What the task requires: Some lines of the records below include the word "Irigny". Report how many, and write nothing besides the number.
################
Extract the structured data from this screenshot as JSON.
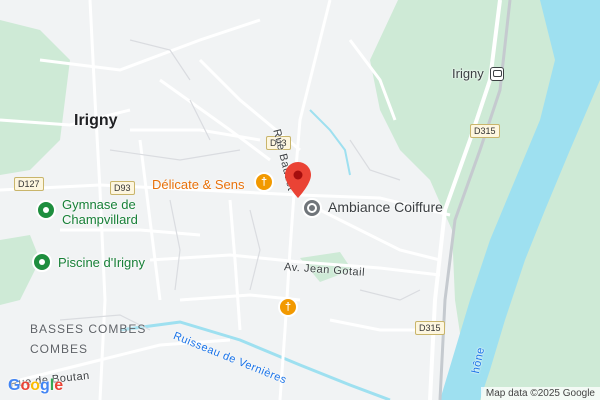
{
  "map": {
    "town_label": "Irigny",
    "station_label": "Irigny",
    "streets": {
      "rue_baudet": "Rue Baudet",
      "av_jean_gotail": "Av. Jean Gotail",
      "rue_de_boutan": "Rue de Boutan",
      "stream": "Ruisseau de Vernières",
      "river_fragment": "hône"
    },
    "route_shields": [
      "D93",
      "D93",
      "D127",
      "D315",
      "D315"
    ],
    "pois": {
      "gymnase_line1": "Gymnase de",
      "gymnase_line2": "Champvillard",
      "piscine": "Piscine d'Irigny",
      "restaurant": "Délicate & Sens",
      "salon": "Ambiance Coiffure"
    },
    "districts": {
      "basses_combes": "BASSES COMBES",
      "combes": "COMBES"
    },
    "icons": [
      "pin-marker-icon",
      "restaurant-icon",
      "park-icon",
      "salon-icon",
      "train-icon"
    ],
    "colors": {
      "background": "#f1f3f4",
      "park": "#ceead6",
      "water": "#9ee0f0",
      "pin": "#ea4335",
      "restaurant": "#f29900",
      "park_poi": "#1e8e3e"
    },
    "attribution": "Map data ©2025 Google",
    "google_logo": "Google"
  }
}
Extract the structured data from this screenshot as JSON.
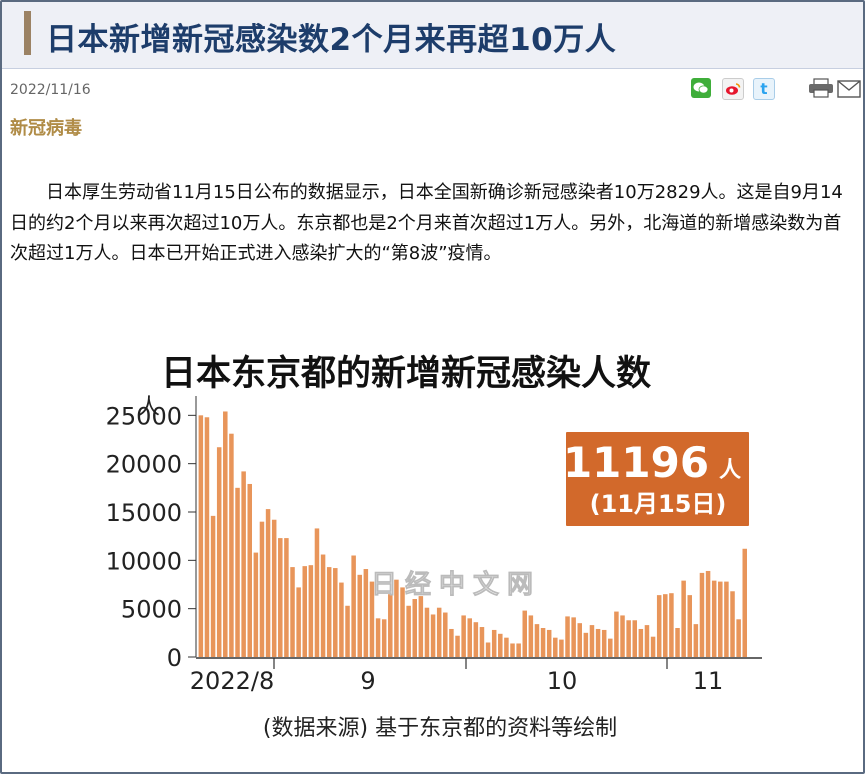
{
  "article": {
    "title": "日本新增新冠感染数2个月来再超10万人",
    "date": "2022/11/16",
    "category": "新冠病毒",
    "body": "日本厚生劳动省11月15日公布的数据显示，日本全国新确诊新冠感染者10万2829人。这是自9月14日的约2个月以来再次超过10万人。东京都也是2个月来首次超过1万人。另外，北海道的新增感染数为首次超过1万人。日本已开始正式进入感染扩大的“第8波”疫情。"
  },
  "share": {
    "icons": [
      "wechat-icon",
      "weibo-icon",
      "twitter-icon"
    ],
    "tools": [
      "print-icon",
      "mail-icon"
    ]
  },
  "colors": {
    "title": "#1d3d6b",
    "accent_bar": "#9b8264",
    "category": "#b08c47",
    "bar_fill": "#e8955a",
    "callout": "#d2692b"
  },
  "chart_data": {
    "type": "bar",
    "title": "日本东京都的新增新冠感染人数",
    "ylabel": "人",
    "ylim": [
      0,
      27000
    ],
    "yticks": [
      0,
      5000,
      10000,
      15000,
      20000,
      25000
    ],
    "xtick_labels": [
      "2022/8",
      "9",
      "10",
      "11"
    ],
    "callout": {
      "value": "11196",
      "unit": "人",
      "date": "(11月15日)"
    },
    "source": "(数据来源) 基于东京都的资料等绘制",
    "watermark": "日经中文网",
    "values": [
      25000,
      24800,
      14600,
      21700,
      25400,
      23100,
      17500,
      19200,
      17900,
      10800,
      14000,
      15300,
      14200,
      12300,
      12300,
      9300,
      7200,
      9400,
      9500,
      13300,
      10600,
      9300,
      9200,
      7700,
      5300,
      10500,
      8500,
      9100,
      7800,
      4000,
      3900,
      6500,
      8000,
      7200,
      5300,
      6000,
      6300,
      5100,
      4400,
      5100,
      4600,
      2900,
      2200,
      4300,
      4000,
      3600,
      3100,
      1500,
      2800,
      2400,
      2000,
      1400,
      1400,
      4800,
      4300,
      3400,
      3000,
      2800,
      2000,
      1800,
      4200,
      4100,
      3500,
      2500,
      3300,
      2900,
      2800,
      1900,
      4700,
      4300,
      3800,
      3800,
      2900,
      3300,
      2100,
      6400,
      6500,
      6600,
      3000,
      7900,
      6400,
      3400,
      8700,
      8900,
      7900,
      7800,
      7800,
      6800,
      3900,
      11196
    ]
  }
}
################
Answer for the task: 3